This one pains me, because my speech is peppered with some of these terms. Heck, “back in the day” is the title of my archives; I’ve been known to utter an appreciative “Sweeeeet!” or two; and, “Webinar” is a huge part of what I’m doing at work right now. But I’m happy to bid a permanent adieu to “emotional”, “under the bus” and especially “random” – that last one has always grated on my nerves.

The comments have always been fun on this post. What words or phrases would YOU banish this year?


It’s a new year, and time for us to take a look at the annual list of banned words, courtesy Lake Superior State University. We did this last year, too, remember?

Every year, LSSU takes votes from contributors on the words and phrases that should be banished and compiles them to a year-end list. The list is clever, but it’s the pithy comments from contributors that make it worth reading. The banished words for 2007 include:

  • NOW PLAYING IN THEATERS — Heard in movie advertisements. Where can we see that, again?
  • ARMED ROBBERY/DRUG DEAL GONE BAD — From the news reports. What degree of “bad” don’t we understand?
  • COMBINED CELEBRITY NAMES — Celebrity duos of yore — BogCall (Bogart and Bacall), Lardy (Laurel and Hardy), and CheeChong (Cheech and Chong) — just got lucky.
  • BOASTS — See classified advertisements for houses, says Morris Conklin of Lisboa, Portugal, as in “master bedroom boasts his-and-her fireplaces — never ‘bathroom apologizes for cracked linoleum,’ or ‘kitchen laments pathetic placement of electrical outlets.'”

Last year, you suggested we ban ‘my bad’, among other terms. And lookit that, I just realized the always-prescient Marla predicted one of this year’s banned words!

So whaddaya think? Do you agree with the list this year? What words or phrases would you banish from the vernacular?


2006 Banished Words

by DaniGirl on January 3, 2006 · 16 comments

in Uncategorized

Lake Superior State University in Michigan has released its annual list of banned words and phrases. This year chose 17 of the more than 2000 nominations they received. Phew, none of them seem to form a part of my regular vernacular. Here’s the list:
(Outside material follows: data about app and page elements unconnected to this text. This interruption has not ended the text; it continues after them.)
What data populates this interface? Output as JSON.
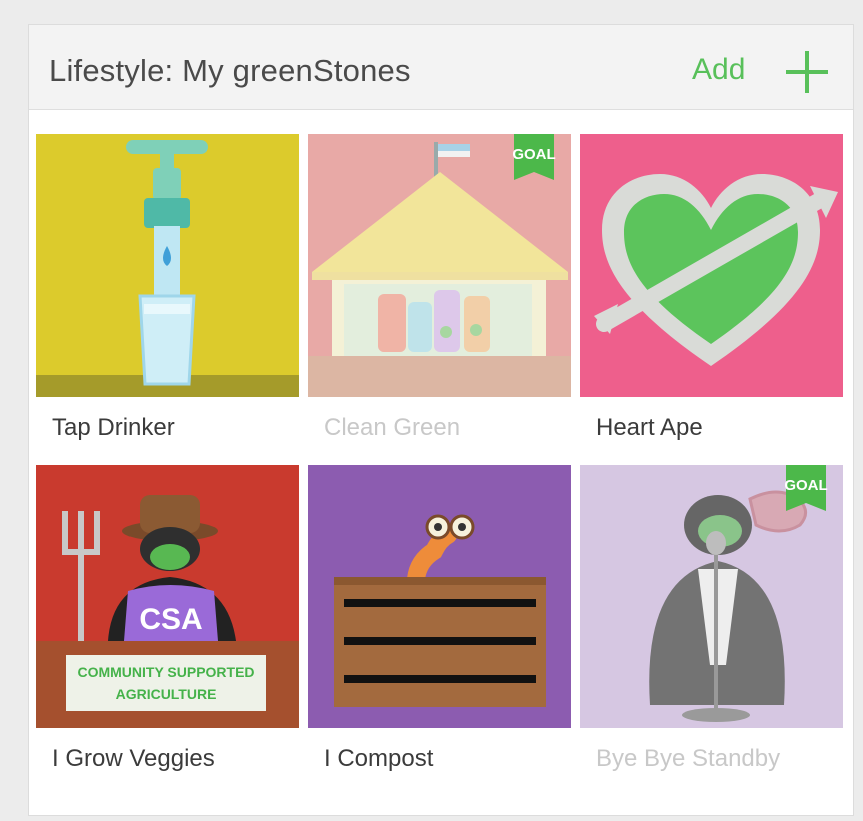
{
  "header": {
    "title": "Lifestyle: My greenStones",
    "add_label": "Add"
  },
  "tiles": [
    {
      "label": "Tap Drinker",
      "dim": false,
      "goal": false,
      "icon": "tap-water-glass-icon",
      "bg": "#dccb2c"
    },
    {
      "label": "Clean Green",
      "dim": true,
      "goal": true,
      "goal_label": "GOAL",
      "icon": "cleaning-products-tent-icon",
      "bg": "#e8a9a6"
    },
    {
      "label": "Heart Ape",
      "dim": false,
      "goal": false,
      "icon": "heart-arrow-icon",
      "bg": "#ee5f8c"
    },
    {
      "label": "I Grow Veggies",
      "dim": false,
      "goal": false,
      "icon": "gorilla-farmer-icon",
      "bg": "#c93a2e",
      "shirt_text": "CSA",
      "sign_text": "COMMUNITY SUPPORTED AGRICULTURE",
      "sign_line1": "COMMUNITY SUPPORTED",
      "sign_line2": "AGRICULTURE"
    },
    {
      "label": "I Compost",
      "dim": false,
      "goal": false,
      "icon": "worm-compost-crate-icon",
      "bg": "#8c5cb0"
    },
    {
      "label": "Bye Bye Standby",
      "dim": true,
      "goal": true,
      "goal_label": "GOAL",
      "icon": "gorilla-microphone-icon",
      "bg": "#d6c7e2"
    }
  ]
}
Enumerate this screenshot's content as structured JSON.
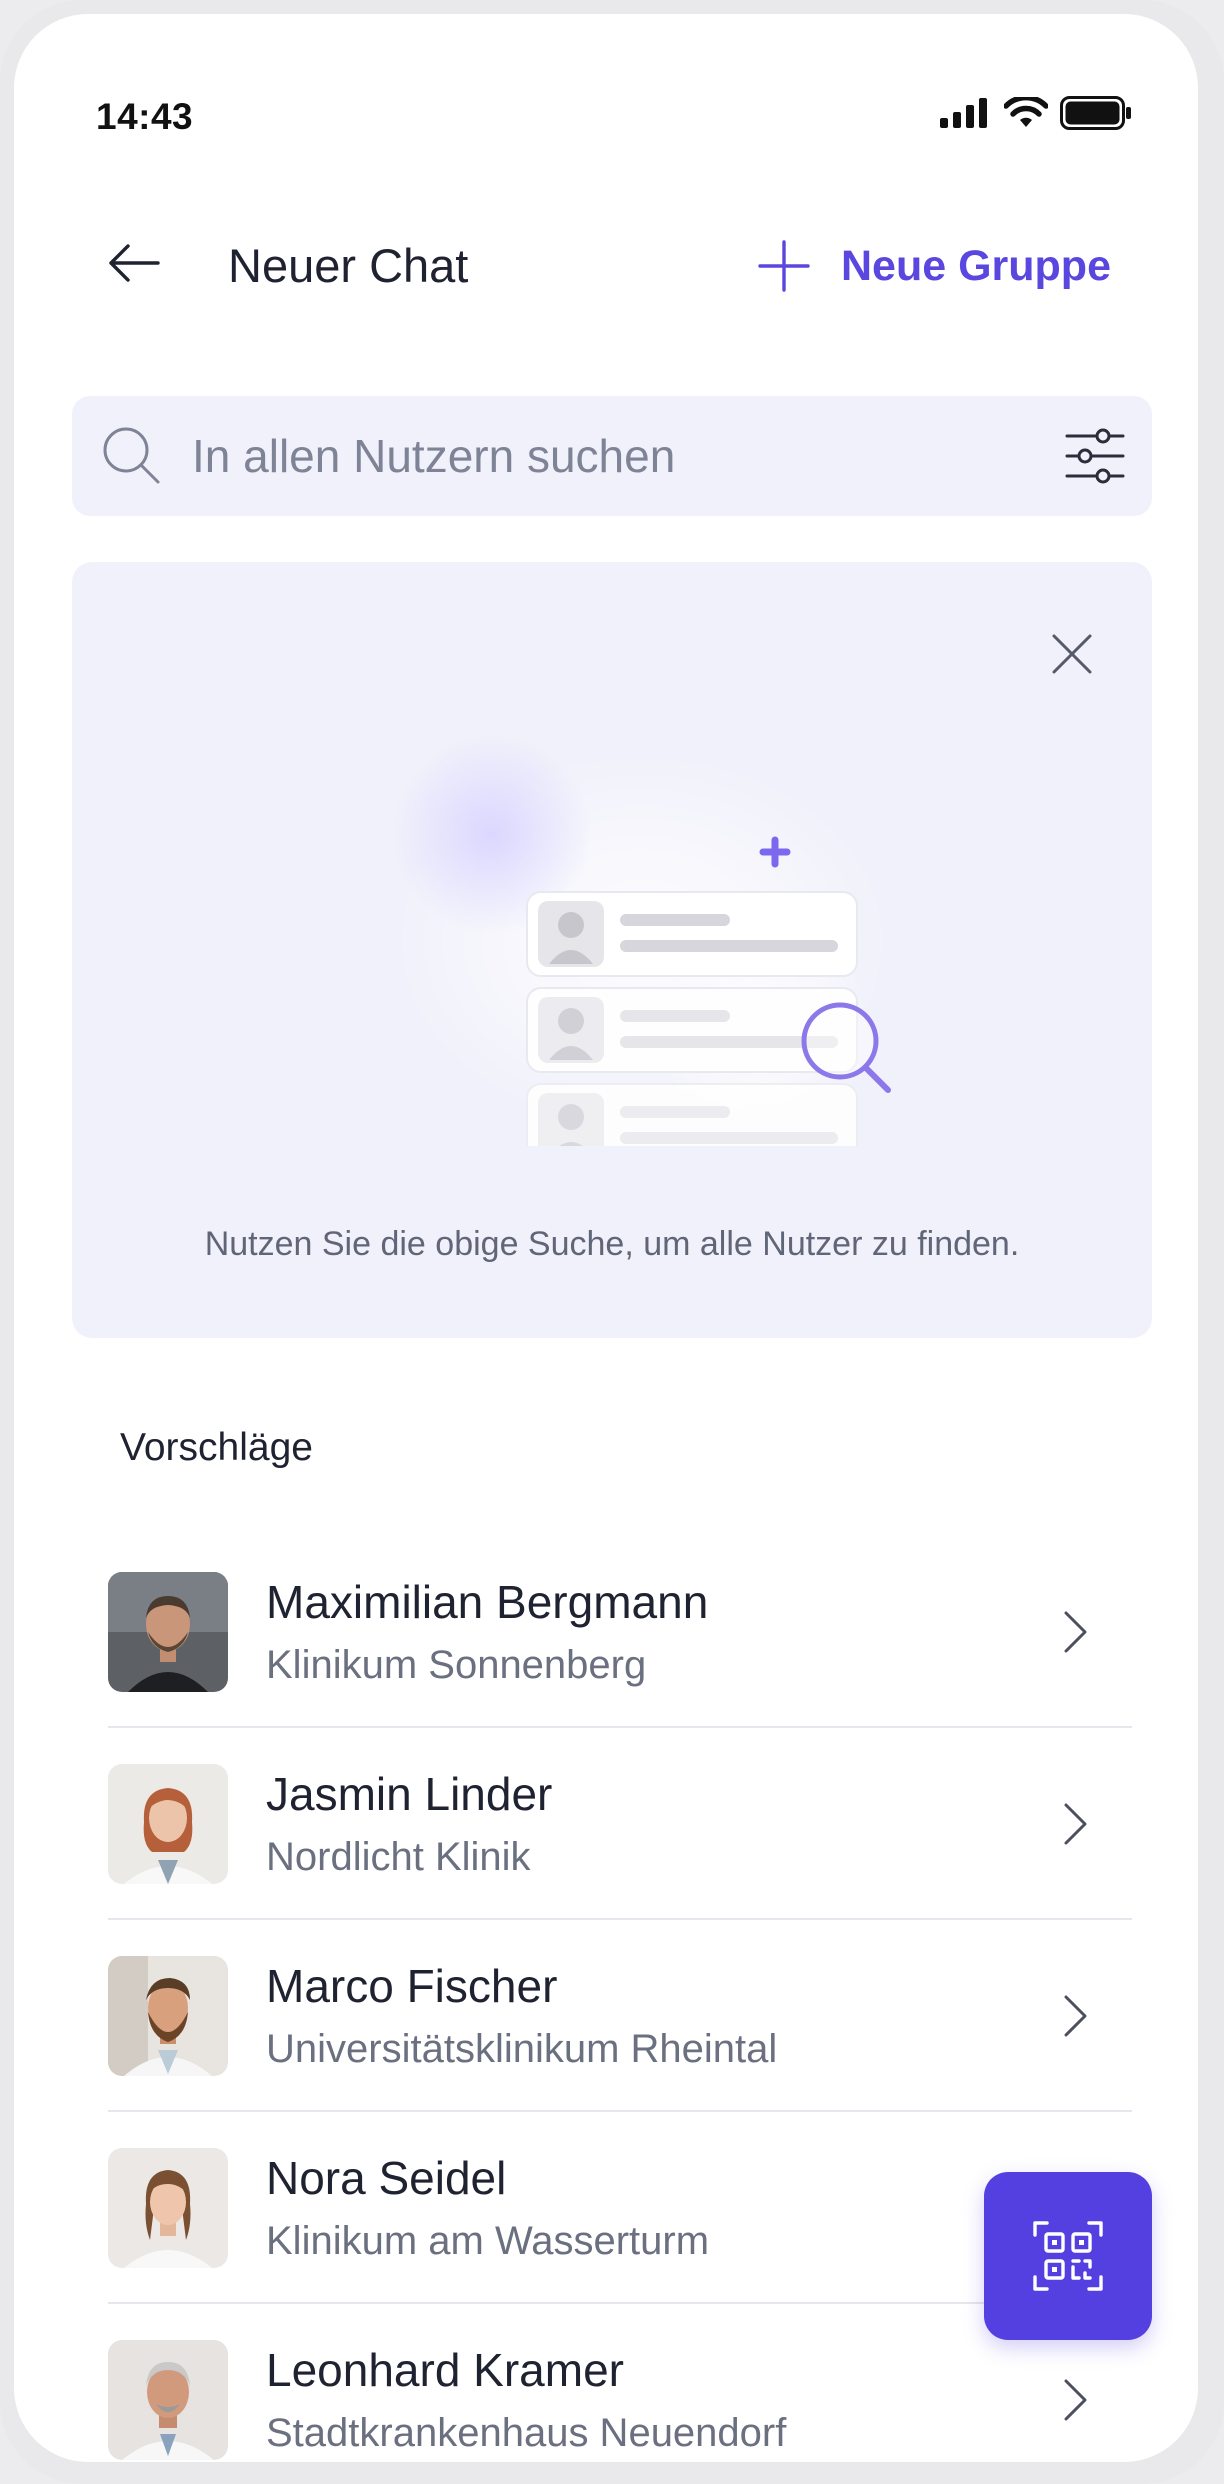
{
  "status_bar": {
    "time": "14:43"
  },
  "header": {
    "title": "Neuer Chat",
    "new_group_label": "Neue Gruppe",
    "back_icon": "arrow-left-icon",
    "add_icon": "plus-icon"
  },
  "search": {
    "placeholder": "In allen Nutzern suchen",
    "icon": "search-icon",
    "filter_icon": "sliders-icon"
  },
  "empty_state": {
    "hint": "Nutzen Sie die obige Suche, um alle Nutzer zu finden.",
    "close_icon": "close-icon"
  },
  "suggestions": {
    "title": "Vorschläge",
    "items": [
      {
        "name": "Maximilian Bergmann",
        "org": "Klinikum Sonnenberg"
      },
      {
        "name": "Jasmin Linder",
        "org": "Nordlicht Klinik"
      },
      {
        "name": "Marco Fischer",
        "org": "Universitätsklinikum Rheintal"
      },
      {
        "name": "Nora Seidel",
        "org": "Klinikum am Wasserturm"
      },
      {
        "name": "Leonhard Kramer",
        "org": "Stadtkrankenhaus Neuendorf"
      }
    ]
  },
  "fab": {
    "icon": "qr-code-icon"
  },
  "colors": {
    "accent": "#5440e0",
    "accent_text": "#5a47e0",
    "card_bg": "#f1f1fb",
    "text_primary": "#1f2230",
    "text_secondary": "#6b7080"
  }
}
  • Surreal
  • Hunker down
  • Person of interest
  • Community of learners
  • Up-or-down vote (I’m not sure I even know what this means)
  • Breaking news
  • Designer breed
  • FEMA (notable quote: “If they don’t do anything, we don’t need their acronym.”
  • First-time caller (notable quote: “I am serious in asking: who in any universe gives a care?”)
  • Pass the savings on to you!
  • 97 per cent fat-free
  • An accident that didn’t have to happen
  • Junk science
  • Git-r-done (again, I think I missed something on this one)
  • Dawg
  • Talking points (I may be out of a job if this one gets banned)
  • Holiday tree (I say a big ‘hallellujah’ to this one!)

It’s fun (in the geekiest definition of the word) to flip through their archives and see the banished words of years past (they’ve been at this since 1976). 1990’s list included fax and messenger as verbs (“Could you fax me that?”), so I don’t think the banishment ‘took’!

What words or phrases would you banish? I’m thinking “whatever” has definitely had more than its 15 minutes of fame, and we’ve had more than our share of “(insert trend here) is the new black”. I’m sure there are more, but I have two preschoolers crawling on me and I haven’t had my first coffee yet. I’m amazed I can still type in sentences!